REQUIREMENT →
Gather all lines in the entries that include the word "this".

SUPPLIED RECORDS →
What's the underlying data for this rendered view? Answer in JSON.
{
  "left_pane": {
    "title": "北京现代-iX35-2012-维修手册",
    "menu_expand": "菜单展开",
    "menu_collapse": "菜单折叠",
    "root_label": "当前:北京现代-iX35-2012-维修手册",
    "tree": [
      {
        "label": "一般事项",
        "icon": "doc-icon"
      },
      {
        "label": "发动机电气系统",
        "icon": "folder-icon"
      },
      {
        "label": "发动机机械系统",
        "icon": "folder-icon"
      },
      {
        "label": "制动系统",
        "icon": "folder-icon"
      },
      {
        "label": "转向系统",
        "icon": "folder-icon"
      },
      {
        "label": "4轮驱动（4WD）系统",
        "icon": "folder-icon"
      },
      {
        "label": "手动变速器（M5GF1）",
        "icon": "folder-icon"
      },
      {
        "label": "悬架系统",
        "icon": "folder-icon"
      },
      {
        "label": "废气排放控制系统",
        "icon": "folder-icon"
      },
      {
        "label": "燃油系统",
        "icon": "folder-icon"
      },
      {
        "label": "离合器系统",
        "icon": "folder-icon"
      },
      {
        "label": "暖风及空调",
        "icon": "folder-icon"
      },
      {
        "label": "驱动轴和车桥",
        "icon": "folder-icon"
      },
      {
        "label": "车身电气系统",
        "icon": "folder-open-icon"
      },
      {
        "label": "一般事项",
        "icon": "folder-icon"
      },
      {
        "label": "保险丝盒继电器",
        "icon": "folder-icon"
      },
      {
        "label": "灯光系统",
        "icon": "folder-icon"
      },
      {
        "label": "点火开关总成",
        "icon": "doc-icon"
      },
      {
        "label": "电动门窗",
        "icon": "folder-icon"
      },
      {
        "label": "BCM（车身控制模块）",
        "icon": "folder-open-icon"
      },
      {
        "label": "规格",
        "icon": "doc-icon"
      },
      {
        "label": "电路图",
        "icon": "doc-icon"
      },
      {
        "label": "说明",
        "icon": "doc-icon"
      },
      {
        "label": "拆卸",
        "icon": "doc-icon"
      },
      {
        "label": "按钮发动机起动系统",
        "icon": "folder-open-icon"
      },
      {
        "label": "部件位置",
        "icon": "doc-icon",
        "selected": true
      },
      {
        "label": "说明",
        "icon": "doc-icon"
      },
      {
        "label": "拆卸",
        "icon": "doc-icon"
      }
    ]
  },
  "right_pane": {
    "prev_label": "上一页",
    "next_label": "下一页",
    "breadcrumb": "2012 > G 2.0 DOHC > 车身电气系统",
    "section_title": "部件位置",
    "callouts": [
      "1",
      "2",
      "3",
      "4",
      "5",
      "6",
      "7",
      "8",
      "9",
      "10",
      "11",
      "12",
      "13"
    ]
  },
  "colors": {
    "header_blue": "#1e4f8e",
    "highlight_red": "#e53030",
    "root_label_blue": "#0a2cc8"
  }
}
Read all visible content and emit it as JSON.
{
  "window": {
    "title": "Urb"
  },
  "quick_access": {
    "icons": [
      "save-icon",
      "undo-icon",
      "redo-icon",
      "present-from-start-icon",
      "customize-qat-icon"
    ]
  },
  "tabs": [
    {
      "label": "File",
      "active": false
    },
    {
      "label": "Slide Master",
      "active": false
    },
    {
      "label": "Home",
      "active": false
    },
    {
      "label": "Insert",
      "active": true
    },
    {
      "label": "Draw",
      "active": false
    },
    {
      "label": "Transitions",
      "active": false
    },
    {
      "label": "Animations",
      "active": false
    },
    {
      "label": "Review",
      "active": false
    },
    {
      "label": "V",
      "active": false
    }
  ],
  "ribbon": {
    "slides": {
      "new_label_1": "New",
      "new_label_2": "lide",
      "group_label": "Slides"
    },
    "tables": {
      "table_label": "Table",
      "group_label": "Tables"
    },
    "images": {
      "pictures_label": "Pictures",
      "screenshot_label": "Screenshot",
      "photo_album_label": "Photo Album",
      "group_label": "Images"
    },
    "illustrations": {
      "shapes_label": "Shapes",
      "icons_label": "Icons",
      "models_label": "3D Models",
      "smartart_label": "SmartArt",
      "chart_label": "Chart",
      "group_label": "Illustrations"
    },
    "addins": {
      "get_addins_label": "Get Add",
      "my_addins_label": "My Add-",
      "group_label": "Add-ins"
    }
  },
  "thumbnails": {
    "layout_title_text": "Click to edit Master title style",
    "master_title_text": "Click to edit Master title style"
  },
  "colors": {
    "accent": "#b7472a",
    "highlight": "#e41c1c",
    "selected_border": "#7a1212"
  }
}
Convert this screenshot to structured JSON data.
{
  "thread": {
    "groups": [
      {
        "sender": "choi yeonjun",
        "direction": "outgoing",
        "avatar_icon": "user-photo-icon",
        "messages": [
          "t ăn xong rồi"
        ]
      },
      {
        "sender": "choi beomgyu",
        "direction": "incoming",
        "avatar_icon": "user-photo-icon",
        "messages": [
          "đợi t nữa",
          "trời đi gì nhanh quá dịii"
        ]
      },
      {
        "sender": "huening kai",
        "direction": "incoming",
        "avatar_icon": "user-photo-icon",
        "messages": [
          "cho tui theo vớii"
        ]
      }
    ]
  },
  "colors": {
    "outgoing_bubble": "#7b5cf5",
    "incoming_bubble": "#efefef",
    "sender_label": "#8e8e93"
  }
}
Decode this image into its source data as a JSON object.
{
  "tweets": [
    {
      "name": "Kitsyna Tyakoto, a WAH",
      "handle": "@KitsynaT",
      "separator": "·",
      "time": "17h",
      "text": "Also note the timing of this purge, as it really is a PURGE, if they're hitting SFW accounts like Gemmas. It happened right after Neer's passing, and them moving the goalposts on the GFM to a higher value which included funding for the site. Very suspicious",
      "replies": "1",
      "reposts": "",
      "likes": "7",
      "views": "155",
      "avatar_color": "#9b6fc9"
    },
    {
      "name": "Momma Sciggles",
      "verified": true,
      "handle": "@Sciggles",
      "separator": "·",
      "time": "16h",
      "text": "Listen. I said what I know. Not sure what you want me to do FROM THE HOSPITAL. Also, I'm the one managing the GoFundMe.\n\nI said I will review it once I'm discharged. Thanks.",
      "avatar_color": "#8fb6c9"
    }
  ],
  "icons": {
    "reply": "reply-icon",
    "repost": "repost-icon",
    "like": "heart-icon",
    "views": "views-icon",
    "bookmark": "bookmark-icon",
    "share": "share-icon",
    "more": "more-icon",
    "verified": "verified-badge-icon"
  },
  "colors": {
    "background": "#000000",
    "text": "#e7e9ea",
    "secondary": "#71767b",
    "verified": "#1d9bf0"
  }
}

ANSWER →
What's the underlying data for this rendered view? Answer in JSON.
Convert this screenshot to structured JSON data.
Decode this image into its source data as a JSON object.
      "text": "Also note the timing of this purge, as it really is a PURGE, if they're hitting SFW accounts like Gemmas. It happened right after Neer's passing, and them moving the goalposts on the GFM to a higher value which included funding for the site. Very suspicious",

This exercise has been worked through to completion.